The U.S.-based Institute for Supply Management said its manufacturing index rose to 55.4 in May from 54.9 in April, an acceleration in growth for the sector as it recovers from the harsh winter.
In Canada, the RBC manufacturing purchasing manager's index slid to 52.2 in May, down from 52.9 the previous month and 53.3 in March.
While any index reading over 50 indicates growth, the slowing momentum in Canada reflects a moderation in new output growth and a relatively low level of new orders.
Canadian exporters experienced the slowest rise in new business from abroad since the current period of economic expansion began in April 2013, however, companies that reported a rise in new export work cited rising demand from the U.S.
That bodes well for Canada later in the year as the U.S. recovery takes shape.
TD economist James Marple is expecting a strong bounce back in the U.S. in the second half.
“We expect economic growth to rise to an above potential rate of around 3.0% over the second half of this year. Growth will rely heavily on domestic demand, especially residential and non-residential investment. In this regard, the acceleration in manufacturing activity in May is an encouraging sign,” he said in a note to investors.

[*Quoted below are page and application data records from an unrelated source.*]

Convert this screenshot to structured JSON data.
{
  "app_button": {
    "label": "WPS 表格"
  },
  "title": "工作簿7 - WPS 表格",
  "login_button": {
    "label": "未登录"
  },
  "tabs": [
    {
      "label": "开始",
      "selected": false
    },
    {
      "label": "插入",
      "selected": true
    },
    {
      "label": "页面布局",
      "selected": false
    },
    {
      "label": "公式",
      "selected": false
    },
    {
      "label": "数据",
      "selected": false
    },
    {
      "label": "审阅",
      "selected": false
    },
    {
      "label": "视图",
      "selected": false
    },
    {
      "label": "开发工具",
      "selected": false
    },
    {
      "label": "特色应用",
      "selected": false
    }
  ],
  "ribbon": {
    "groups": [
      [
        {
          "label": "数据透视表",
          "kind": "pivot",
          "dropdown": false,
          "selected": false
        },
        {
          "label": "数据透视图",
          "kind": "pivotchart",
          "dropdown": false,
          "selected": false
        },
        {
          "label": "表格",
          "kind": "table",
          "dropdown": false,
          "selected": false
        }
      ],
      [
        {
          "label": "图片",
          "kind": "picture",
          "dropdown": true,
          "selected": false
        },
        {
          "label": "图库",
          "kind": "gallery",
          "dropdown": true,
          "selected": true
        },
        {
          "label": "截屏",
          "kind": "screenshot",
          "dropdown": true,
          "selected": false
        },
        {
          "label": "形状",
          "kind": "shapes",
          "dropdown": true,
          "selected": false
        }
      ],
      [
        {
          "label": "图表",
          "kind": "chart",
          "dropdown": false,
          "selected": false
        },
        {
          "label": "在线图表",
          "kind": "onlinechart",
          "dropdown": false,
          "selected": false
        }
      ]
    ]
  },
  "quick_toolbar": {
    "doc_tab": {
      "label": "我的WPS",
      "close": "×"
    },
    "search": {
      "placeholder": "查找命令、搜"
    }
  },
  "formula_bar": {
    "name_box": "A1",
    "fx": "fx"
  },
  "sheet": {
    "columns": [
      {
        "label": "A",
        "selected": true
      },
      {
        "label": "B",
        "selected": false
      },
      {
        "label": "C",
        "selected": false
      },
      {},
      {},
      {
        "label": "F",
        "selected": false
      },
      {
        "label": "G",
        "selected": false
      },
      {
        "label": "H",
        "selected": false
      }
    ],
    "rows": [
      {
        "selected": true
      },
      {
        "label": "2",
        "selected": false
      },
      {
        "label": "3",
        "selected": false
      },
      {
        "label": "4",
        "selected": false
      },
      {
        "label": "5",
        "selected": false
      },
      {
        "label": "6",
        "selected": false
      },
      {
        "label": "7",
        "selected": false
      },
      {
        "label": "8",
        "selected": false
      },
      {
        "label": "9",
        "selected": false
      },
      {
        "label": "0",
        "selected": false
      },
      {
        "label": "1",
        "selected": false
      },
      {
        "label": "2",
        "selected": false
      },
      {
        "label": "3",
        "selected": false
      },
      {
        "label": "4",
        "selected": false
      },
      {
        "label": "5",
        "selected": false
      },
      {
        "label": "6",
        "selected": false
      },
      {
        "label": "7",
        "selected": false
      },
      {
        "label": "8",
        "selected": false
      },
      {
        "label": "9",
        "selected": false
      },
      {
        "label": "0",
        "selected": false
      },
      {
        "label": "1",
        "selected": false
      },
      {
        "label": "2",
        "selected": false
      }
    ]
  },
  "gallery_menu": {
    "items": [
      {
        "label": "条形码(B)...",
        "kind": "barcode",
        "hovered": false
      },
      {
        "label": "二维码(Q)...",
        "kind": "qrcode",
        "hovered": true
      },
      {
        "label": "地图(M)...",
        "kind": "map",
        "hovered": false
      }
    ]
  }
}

In one note of caution, U.S. manufacturing employment did not expand as quickly as expected and factory managers in chemicals, machinery and wood products spoke of significant capacity that has not been taken up.